ASSIGNMENT: Each line of the data must be given back verbatim, with pictures removed.

═══ DATA SHOWN ═══

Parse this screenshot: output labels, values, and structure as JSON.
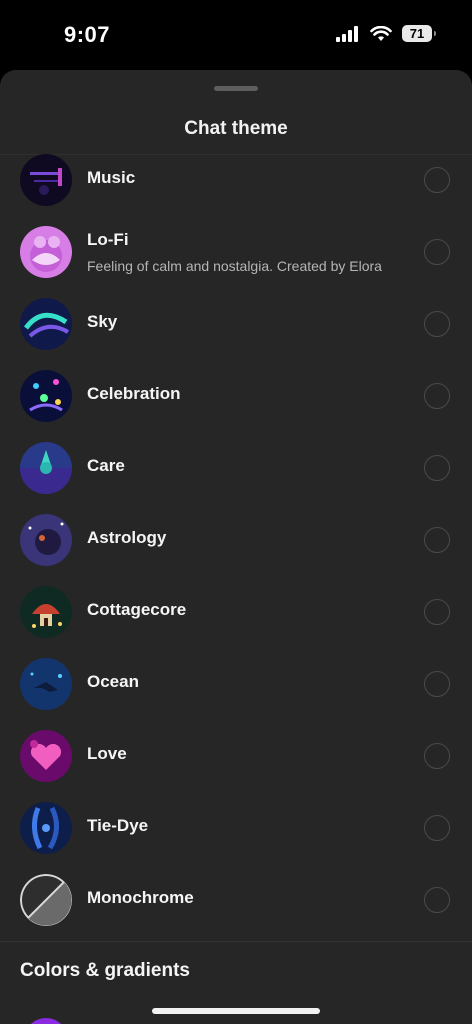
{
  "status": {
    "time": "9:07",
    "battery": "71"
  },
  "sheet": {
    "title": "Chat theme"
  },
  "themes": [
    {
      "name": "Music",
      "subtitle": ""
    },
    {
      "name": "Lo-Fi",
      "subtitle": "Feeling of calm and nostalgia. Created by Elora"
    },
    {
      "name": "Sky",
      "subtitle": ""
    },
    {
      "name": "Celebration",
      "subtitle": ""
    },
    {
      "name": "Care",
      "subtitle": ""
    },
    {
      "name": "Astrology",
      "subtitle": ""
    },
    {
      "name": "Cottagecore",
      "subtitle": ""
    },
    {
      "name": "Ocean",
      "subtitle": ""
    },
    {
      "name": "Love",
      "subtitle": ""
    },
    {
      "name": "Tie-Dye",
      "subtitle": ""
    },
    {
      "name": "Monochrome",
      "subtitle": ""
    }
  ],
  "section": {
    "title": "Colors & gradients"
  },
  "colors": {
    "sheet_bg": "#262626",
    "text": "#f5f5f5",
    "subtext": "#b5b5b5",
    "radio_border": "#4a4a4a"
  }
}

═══

FINAL ANSWER:
Parse this screenshot: output labels, values, and structure as JSON.
{
  "status": {
    "time": "9:07",
    "battery": "71"
  },
  "sheet": {
    "title": "Chat theme"
  },
  "themes": [
    {
      "name": "Music",
      "subtitle": ""
    },
    {
      "name": "Lo-Fi",
      "subtitle": "Feeling of calm and nostalgia. Created by Elora"
    },
    {
      "name": "Sky",
      "subtitle": ""
    },
    {
      "name": "Celebration",
      "subtitle": ""
    },
    {
      "name": "Care",
      "subtitle": ""
    },
    {
      "name": "Astrology",
      "subtitle": ""
    },
    {
      "name": "Cottagecore",
      "subtitle": ""
    },
    {
      "name": "Ocean",
      "subtitle": ""
    },
    {
      "name": "Love",
      "subtitle": ""
    },
    {
      "name": "Tie-Dye",
      "subtitle": ""
    },
    {
      "name": "Monochrome",
      "subtitle": ""
    }
  ],
  "section": {
    "title": "Colors & gradients"
  },
  "colors": {
    "sheet_bg": "#262626",
    "text": "#f5f5f5",
    "subtext": "#b5b5b5",
    "radio_border": "#4a4a4a"
  }
}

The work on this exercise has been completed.